A charming characteristic about the Mumbai food scene is the marked presence of a number of establishments that to me, seem as old as the city itself. Its almost as if I can’t imagine a certain busy street without their signboard and the wafting aromas coming from within beckoning people to walk in.
While there is no dearth of variety in this little subset of grub spots, the place I’d like to impress upon today is Zaffran, a restaurant with laurels and high praise heaped from Bombay lovers and food lovers alike for their Mughal fare.
Even though Zaffran is fairly new when compared to the other Mughal food kings in Bombay, it set its mark regardless with perfectly tender Lamb Galouti Kebabs and their special, a creamy, sweet Butter Chicken. To this day, hundreds flock to the main spot at Crawford Market for an hour of gastronomic indulgence, mopping up the decadent curry with paper thin Roomali rotis, immersed in their own tiny slice of heaven while throngs of people go about their lives outside the humble joint.
While I have savoured Zaffran’s offerings before this visit, it hasn’t been in the most conventional manner. I chanced upon their Crawford Market branch with a colleague about 3 years back. She insisted I give their Butter Chicken roll a try and a few bites of the creamy, chicken curry encased in their delicate Roomali Roti had me convinced that I needed to visit this place. Properly.
We stepped into their Lower Parel branch a few days back, and the decor was intriguing to say the least. All tables done up in dark wood tones, complemented by comfy chairs in hues of blue and gold, you already feel slightly pampered at the outset. What caught my eye was the half open, gold toned domes above all the booths that inevitably have people looking up in short lived wonder. Give their booths a try- especially if you don’t mind feeling like avian royalty, surrounded by the cage like contraption while you tuck in.
We were also informed the floor upstairs was dedicated for Sheesha lovers with a banquet like seating area for formal get togethers.
The menu is concise, focusing on Persian-Mughal fare and this is what we ordered:
To the unaware, Labaan is a middle eastern drink, much like our Indian chaas- slightly salted and sometimes flavoured with mint. The one we got here was exceptionally sour however and despite our server taking note and replacing it with a slightly more palatable version, the addition of garlic was overpowering and not very enjoyable.
A milk and crushed ice base, topped with an aniseed and rose syrup, this was fresh and cooling without it being too sweet or too milky.
Roomali Masala Papad
I feel like the picture doesn’t do justice to the sheer size of this thing. Topped with chopped tomatoes and onions, the Roomali is thin, offers crunchiness and does not get soggy as it sits. I stay away from these in general because I find the onion too pungent- but they have tackled the issue here, with the refreshing addition of a generous amount of tomatoes and a decent sprinkle of coriander and lime atop.

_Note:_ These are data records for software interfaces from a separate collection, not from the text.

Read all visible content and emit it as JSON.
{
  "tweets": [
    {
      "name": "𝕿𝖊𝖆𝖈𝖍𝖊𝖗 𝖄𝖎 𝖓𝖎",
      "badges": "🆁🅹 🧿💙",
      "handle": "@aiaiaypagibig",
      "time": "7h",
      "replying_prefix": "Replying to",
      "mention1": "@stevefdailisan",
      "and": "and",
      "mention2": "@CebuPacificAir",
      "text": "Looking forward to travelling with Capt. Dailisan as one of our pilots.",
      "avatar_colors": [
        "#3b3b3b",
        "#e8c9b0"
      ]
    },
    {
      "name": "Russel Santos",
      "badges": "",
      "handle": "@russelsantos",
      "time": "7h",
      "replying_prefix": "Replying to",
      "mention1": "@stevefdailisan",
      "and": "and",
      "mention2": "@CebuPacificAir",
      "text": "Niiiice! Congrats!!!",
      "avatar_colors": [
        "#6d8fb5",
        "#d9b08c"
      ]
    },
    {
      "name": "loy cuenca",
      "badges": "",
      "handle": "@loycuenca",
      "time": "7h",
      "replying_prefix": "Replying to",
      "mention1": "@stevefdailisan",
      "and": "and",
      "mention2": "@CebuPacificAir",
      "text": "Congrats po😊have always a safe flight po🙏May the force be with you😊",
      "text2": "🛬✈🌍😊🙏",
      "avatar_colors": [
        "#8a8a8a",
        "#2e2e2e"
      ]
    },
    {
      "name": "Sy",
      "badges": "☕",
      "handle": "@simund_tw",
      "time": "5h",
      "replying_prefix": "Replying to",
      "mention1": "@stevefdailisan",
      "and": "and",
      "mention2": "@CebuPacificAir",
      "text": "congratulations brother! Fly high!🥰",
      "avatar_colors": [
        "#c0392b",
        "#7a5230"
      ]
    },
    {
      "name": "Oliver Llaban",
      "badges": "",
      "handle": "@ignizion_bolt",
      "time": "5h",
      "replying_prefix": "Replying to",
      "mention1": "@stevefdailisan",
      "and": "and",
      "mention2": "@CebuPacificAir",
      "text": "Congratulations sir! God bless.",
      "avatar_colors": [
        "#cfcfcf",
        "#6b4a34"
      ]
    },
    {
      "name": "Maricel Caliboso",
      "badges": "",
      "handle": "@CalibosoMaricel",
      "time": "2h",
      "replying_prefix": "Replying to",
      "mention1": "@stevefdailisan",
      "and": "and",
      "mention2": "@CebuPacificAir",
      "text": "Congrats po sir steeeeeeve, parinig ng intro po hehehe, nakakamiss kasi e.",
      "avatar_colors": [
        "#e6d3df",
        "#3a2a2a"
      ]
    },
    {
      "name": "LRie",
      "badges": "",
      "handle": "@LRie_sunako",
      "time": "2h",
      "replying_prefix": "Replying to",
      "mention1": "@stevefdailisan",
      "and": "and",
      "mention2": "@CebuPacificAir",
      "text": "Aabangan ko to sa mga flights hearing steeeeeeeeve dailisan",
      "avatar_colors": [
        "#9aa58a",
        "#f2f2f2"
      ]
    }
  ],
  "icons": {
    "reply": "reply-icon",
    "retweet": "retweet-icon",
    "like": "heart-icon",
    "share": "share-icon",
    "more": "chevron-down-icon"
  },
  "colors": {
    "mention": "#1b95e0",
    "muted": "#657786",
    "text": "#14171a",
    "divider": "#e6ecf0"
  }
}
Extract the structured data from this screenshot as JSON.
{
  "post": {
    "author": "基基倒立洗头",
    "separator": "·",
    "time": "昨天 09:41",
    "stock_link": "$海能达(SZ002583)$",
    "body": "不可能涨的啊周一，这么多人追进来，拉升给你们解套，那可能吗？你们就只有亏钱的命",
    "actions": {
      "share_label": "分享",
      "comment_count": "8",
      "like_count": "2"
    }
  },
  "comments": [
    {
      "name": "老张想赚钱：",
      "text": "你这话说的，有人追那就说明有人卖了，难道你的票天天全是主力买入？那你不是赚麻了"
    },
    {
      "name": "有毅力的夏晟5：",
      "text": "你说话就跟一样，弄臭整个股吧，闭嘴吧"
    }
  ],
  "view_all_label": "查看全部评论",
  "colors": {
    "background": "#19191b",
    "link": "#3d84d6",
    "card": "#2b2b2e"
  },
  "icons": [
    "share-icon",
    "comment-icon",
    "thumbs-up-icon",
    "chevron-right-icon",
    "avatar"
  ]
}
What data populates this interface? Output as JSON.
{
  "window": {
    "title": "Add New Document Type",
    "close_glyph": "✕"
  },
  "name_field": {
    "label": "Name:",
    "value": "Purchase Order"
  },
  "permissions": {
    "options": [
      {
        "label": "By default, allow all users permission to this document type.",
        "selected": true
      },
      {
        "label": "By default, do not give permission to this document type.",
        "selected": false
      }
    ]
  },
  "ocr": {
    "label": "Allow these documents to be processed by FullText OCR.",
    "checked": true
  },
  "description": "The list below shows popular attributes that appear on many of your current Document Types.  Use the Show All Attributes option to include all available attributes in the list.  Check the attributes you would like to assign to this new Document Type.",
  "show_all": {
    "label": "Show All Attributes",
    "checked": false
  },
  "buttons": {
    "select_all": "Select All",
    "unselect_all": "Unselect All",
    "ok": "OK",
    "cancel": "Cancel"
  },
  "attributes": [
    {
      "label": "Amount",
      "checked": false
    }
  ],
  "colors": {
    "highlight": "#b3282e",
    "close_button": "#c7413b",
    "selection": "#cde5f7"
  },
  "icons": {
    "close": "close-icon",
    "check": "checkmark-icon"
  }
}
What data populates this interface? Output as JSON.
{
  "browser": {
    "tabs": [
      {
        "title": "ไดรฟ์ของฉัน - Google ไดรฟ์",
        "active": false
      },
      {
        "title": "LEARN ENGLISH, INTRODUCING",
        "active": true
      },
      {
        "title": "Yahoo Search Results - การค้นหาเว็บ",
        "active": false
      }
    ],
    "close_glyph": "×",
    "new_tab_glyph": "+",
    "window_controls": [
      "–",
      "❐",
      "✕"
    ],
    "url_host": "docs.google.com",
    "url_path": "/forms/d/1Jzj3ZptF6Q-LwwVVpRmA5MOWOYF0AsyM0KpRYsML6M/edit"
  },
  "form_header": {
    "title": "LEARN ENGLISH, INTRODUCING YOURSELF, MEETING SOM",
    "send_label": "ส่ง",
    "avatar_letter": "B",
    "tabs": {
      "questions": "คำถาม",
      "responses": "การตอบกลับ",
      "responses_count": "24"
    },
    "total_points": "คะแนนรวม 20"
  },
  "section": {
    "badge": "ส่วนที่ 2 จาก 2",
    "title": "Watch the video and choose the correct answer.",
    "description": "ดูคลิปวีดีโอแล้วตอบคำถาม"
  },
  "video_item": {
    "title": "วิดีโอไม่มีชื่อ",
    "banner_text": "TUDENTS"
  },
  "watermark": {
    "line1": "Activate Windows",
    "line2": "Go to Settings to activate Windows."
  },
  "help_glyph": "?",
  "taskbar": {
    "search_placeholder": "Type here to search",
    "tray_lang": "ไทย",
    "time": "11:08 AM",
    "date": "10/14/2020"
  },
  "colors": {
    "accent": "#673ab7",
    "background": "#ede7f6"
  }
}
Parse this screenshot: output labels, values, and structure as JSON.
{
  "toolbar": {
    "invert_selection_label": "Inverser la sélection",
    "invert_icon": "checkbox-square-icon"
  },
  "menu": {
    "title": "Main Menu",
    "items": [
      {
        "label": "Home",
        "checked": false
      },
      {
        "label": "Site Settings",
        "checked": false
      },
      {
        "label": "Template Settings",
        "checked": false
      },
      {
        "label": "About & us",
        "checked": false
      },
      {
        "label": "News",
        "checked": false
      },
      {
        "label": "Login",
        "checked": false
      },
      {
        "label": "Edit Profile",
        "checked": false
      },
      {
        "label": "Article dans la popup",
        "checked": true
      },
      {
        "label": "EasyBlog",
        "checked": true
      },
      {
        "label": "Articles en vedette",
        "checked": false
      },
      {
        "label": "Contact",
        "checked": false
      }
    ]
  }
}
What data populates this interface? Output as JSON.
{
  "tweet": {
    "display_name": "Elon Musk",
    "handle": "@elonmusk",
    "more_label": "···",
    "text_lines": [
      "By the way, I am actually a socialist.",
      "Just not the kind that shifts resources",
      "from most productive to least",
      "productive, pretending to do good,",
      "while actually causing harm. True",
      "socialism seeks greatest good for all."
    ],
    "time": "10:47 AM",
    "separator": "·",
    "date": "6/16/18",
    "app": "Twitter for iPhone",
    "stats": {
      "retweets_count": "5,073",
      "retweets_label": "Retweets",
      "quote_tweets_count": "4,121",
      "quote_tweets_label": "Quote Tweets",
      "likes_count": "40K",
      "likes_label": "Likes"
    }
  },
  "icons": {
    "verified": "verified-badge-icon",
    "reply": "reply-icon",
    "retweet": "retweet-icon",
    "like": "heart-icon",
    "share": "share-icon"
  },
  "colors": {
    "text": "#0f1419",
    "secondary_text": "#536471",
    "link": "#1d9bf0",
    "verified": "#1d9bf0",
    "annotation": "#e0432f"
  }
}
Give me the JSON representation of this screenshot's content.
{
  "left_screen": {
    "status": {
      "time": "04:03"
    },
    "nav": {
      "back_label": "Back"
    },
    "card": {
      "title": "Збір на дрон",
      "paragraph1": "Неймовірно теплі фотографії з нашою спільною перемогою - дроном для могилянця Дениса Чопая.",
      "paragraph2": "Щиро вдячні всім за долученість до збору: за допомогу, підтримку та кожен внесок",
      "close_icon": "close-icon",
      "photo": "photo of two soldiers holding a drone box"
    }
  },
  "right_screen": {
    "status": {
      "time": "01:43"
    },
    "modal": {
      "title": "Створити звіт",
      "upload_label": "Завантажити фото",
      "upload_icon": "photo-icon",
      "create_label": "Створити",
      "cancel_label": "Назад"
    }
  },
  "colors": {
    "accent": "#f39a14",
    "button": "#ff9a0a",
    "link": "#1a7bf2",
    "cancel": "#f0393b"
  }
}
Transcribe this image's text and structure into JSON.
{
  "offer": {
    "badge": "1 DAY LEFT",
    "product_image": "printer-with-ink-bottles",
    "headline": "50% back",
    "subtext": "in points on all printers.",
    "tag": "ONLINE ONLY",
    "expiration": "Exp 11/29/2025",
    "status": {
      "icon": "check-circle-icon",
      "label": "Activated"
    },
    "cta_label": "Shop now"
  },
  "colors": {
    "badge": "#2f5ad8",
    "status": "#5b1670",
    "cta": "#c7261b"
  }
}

One of their signature dishes, this one was a miss for me. The meat was soft and positively melt-in-the-mouth, a characteristic this kebab is known for, but the salt and and spices needed a much lighter hand. Sadly the taste of the meat was completely lost out in the jumble of flavours in this dish.
Another signature, all I needed was a single bite to remind me of the roll I had first sampled and loved. The gravy is creamy and and delicately spiced, interspersed with large chunks of shredded chicken. It is a tad sweet however, and our waiter did warn us but I found a perfectly acceptable balance of flavours in it despite that. Really good.
Again, a disappointment. These rotis, as I’d mentioned earlier are supposed to be impossibly thin but the ones we received were thick at the edges and therefore slightly doughy and undercooked as a result.
The dish of the day, and by a large margin, I am surprised I have never had this before! The rice is cooked in a spiced mutton broth and takes on that beautiful meaty flavour. It is then tossed with a few aromatics and small, succulent pieces of boneless mutton and served steaming hot. It is peppery, hearty and offers bags of flavour without being heavy on the palate like a biryani. This is a must try and I would visit again for this dish alone.
To sum up our meal there, we had a fairly equal number of hits and misses. If I were reviewing a new place, I’d probably expect it, but I find myself slightly more disappointed given the name and legacy this place comes with.
What I have come to realise in Mumbai’s competitive F&B world is, that carving a niche for yourself is hard. Zaffran needs no help there. But what is harder is being consistent in your offerings and this place could do with and lesson or two in aiming to maintain the quality it got recognition for in the first place.